Next, tie it to your rod, hook it securely onto a rod guide foot, and put that rod inside your car or truck with you on your way down to the lake. As you motor down the bumpy highway, listen to the rumbling noise made by the rapidly-vibrating Rock N Vibe on the rod in the vehicle with you. It’s more like a constant, low rumble than a rattle. More of a shivering or quivering sound all abuzz like some sort of insect or something alive.
As you cast the Rock N Vibe, you’ll notice that rumble and buzz manifest itself in the rod tip in a way that no other crankbait does. It’s not the way you feel a wide or tight wiggle with other crankbaits, but it’s a sort of bouncy, buzzy, vibrancy in the rod tip.
One look at the Rock N Vibe as it nears boatside, and you’ll see that same vibrant quality in the bait’s action. One way to describe the action is to say there’s a lot of side and belly movement in the swimming behavior of the Rock N Vibe that’s not found in other lipless cranks.
The sides and belly seem to wiggle and flicker like there’s no tomorrow, and the detailed color patterns simply dance and play like alive. It has a rather realistic baitfish swimming movement and action compared to the more mechanical and artificial actions of many other lipless cranks. It’s a work of art, imitating life.
When paused, the Rock N Vibe falls straight and true. It is a true countdown lure since it won’t tangle the line as it falls. Most all lipless cranks sink, but many spin or foul the line as they do, so they’re really not useful for counting down to deeper depths. That’s the last thing you want – a lipless crank that fouls itself when it falls or is paused, ruining cast after cast. The Rock N Vibe won’t do that. It falls perfectly true when paused or on the sink, making it useful to countdown to various depths.
This doesn’t mean the Rock N Vibe will never tangle. When popped sharply on a lift-and-fall or jigged erratically using a yoyo presentation, any bait will occasionally tangle. It’s just the nature of such techniques. However, the Rock N Vibe’s ability not to tangle on a typical stop-and-go or jerk-and-pause approach is a key design feature since fish often hit on such pauses or change-ups in the action.
Plus the Rock N Vibe will stay down at the depth it was counted down to. Most other lipless cranks won’t do that. Even if you can count them down without fouling themselves, many lipless cranks tend to rise up higher like kites once the retrieve is started, not staying at the desired depth like the Rock N Vibe will for you.

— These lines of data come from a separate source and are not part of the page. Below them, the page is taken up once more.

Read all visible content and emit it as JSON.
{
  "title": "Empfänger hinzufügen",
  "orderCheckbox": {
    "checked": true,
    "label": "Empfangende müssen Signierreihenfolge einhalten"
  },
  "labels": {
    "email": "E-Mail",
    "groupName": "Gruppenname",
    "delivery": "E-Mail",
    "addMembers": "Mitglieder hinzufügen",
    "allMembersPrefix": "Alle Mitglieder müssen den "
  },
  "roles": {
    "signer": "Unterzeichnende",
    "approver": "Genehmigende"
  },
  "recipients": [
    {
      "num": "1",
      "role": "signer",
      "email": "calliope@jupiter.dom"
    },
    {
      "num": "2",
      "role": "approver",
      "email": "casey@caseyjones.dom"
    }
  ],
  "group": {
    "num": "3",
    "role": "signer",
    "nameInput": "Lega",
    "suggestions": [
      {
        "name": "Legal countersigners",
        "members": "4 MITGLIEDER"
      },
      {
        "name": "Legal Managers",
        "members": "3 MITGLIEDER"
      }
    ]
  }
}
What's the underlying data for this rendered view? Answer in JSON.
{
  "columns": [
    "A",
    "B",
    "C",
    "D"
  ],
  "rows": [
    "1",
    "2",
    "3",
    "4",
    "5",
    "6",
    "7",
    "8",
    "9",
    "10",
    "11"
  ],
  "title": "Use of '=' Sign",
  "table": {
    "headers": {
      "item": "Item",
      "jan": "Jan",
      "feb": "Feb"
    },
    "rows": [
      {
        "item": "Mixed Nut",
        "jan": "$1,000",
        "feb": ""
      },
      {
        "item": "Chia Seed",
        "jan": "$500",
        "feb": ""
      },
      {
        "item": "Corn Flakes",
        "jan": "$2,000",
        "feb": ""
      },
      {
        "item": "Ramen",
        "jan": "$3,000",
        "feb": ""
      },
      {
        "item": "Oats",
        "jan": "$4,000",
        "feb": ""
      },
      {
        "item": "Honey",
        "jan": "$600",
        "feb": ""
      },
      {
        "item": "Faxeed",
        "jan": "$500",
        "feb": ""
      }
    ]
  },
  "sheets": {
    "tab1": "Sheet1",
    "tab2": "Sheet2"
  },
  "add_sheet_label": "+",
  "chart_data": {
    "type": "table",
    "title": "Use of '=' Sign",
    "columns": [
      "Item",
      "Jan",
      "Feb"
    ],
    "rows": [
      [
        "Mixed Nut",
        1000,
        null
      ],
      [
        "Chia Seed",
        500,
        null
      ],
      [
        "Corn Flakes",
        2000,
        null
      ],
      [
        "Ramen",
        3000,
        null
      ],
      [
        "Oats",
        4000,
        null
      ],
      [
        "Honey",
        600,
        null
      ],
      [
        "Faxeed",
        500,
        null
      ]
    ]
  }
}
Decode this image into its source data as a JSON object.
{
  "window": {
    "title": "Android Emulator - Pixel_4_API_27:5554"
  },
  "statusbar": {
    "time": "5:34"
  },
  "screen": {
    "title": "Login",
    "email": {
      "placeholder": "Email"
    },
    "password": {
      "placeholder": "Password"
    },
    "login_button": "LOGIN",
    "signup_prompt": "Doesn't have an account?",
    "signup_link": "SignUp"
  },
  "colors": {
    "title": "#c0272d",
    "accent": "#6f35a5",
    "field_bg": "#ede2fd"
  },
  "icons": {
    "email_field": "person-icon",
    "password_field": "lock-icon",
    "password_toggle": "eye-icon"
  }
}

Feeling reckless? Try ‘worming’ the Rock N Vibe along bottom in deeper water as if you’d fish a worm or jig. Don’t flatter it by treating it in any special way. Totally disregard that you even have a lipless crankbait tied on, just hop and drop it the same way you’d work a worm or jig! The perfect, controlled sinking behavior of the Rock N Vibe is ideally suited for ‘worming’ it this way in deep water.
The fact you can worm it hits upon another valuable feature of the Rock N Vibe. You can use it at any retrieve speed. This bait can be fished at any speed from painstakingly slow to blazingly fast and all speeds in between. So whether the bass just want to lazily suck it in or aggressively chase it down, the Rock N Vibe will match the mood.
The Rock N Vibe is as much at home on medium spinning gear as on baitcasting, and it casts like a rocket on either outfit.
ima’s new Rock N Vibe is compact at only 2-1/2 inches long yet weighs a full 1/2 oz and sports two oversized premium Owner trebles that fish just can’t miss.
Give it a try and you’ll see why the pudgy little Rock N Vibe has that watchful eye and worrisome look on its face, because some big bully of a bass is constantly chasing after it!